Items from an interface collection
========================================

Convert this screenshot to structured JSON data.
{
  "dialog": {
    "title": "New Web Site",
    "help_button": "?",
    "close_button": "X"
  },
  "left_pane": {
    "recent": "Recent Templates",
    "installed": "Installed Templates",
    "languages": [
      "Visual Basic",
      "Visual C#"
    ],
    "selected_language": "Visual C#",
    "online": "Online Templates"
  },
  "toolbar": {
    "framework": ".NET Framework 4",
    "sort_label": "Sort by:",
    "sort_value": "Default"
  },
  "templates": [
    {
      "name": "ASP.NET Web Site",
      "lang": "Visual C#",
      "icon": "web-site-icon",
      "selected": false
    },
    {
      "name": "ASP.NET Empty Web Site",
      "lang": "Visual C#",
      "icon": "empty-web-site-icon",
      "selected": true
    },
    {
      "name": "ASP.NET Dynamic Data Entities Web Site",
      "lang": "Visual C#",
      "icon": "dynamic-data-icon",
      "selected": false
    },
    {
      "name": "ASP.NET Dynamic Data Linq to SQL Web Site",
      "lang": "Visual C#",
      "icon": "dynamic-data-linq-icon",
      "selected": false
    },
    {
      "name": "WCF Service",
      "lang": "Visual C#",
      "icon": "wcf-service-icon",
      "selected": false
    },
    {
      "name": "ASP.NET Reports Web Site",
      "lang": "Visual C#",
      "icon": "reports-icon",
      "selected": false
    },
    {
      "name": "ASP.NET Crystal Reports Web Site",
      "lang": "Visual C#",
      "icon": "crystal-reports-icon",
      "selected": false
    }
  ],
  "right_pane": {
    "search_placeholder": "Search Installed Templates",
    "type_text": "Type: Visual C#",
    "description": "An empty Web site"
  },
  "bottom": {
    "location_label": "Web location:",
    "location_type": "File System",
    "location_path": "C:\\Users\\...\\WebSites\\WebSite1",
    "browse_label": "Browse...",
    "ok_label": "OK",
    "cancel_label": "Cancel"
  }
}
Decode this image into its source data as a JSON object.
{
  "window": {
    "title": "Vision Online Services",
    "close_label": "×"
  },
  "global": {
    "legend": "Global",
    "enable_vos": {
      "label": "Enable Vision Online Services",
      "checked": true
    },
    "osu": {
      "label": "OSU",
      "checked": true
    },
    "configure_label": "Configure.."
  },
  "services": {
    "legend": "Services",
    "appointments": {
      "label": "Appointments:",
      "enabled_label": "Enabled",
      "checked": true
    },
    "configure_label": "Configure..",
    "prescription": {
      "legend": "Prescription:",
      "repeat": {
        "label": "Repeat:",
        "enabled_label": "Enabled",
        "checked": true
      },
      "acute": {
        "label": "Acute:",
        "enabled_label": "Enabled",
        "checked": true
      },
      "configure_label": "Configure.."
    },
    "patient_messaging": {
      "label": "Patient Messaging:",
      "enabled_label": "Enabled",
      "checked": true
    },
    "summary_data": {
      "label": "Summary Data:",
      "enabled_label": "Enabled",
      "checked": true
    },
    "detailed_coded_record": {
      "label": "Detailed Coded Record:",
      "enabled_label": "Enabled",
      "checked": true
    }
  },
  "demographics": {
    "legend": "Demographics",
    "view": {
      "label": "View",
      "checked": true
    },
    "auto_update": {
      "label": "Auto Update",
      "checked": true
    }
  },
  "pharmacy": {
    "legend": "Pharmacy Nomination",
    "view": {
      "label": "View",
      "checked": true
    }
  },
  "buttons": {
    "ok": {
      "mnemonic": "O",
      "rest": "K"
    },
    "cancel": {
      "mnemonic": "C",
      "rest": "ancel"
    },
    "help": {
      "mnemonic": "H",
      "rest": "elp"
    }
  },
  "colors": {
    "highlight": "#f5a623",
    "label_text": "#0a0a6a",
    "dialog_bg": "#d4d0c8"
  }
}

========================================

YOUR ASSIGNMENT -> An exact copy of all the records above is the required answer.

EXPECTED OUTPUT ->
Convert this screenshot to structured JSON data.
{
  "dialog": {
    "title": "New Web Site",
    "help_button": "?",
    "close_button": "X"
  },
  "left_pane": {
    "recent": "Recent Templates",
    "installed": "Installed Templates",
    "languages": [
      "Visual Basic",
      "Visual C#"
    ],
    "selected_language": "Visual C#",
    "online": "Online Templates"
  },
  "toolbar": {
    "framework": ".NET Framework 4",
    "sort_label": "Sort by:",
    "sort_value": "Default"
  },
  "templates": [
    {
      "name": "ASP.NET Web Site",
      "lang": "Visual C#",
      "icon": "web-site-icon",
      "selected": false
    },
    {
      "name": "ASP.NET Empty Web Site",
      "lang": "Visual C#",
      "icon": "empty-web-site-icon",
      "selected": true
    },
    {
      "name": "ASP.NET Dynamic Data Entities Web Site",
      "lang": "Visual C#",
      "icon": "dynamic-data-icon",
      "selected": false
    },
    {
      "name": "ASP.NET Dynamic Data Linq to SQL Web Site",
      "lang": "Visual C#",
      "icon": "dynamic-data-linq-icon",
      "selected": false
    },
    {
      "name": "WCF Service",
      "lang": "Visual C#",
      "icon": "wcf-service-icon",
      "selected": false
    },
    {
      "name": "ASP.NET Reports Web Site",
      "lang": "Visual C#",
      "icon": "reports-icon",
      "selected": false
    },
    {
      "name": "ASP.NET Crystal Reports Web Site",
      "lang": "Visual C#",
      "icon": "crystal-reports-icon",
      "selected": false
    }
  ],
  "right_pane": {
    "search_placeholder": "Search Installed Templates",
    "type_text": "Type: Visual C#",
    "description": "An empty Web site"
  },
  "bottom": {
    "location_label": "Web location:",
    "location_type": "File System",
    "location_path": "C:\\Users\\...\\WebSites\\WebSite1",
    "browse_label": "Browse...",
    "ok_label": "OK",
    "cancel_label": "Cancel"
  }
}
Decode this image into its source data as a JSON object.
{
  "window": {
    "title": "Vision Online Services",
    "close_label": "×"
  },
  "global": {
    "legend": "Global",
    "enable_vos": {
      "label": "Enable Vision Online Services",
      "checked": true
    },
    "osu": {
      "label": "OSU",
      "checked": true
    },
    "configure_label": "Configure.."
  },
  "services": {
    "legend": "Services",
    "appointments": {
      "label": "Appointments:",
      "enabled_label": "Enabled",
      "checked": true
    },
    "configure_label": "Configure..",
    "prescription": {
      "legend": "Prescription:",
      "repeat": {
        "label": "Repeat:",
        "enabled_label": "Enabled",
        "checked": true
      },
      "acute": {
        "label": "Acute:",
        "enabled_label": "Enabled",
        "checked": true
      },
      "configure_label": "Configure.."
    },
    "patient_messaging": {
      "label": "Patient Messaging:",
      "enabled_label": "Enabled",
      "checked": true
    },
    "summary_data": {
      "label": "Summary Data:",
      "enabled_label": "Enabled",
      "checked": true
    },
    "detailed_coded_record": {
      "label": "Detailed Coded Record:",
      "enabled_label": "Enabled",
      "checked": true
    }
  },
  "demographics": {
    "legend": "Demographics",
    "view": {
      "label": "View",
      "checked": true
    },
    "auto_update": {
      "label": "Auto Update",
      "checked": true
    }
  },
  "pharmacy": {
    "legend": "Pharmacy Nomination",
    "view": {
      "label": "View",
      "checked": true
    }
  },
  "buttons": {
    "ok": {
      "mnemonic": "O",
      "rest": "K"
    },
    "cancel": {
      "mnemonic": "C",
      "rest": "ancel"
    },
    "help": {
      "mnemonic": "H",
      "rest": "elp"
    }
  },
  "colors": {
    "highlight": "#f5a623",
    "label_text": "#0a0a6a",
    "dialog_bg": "#d4d0c8"
  }
}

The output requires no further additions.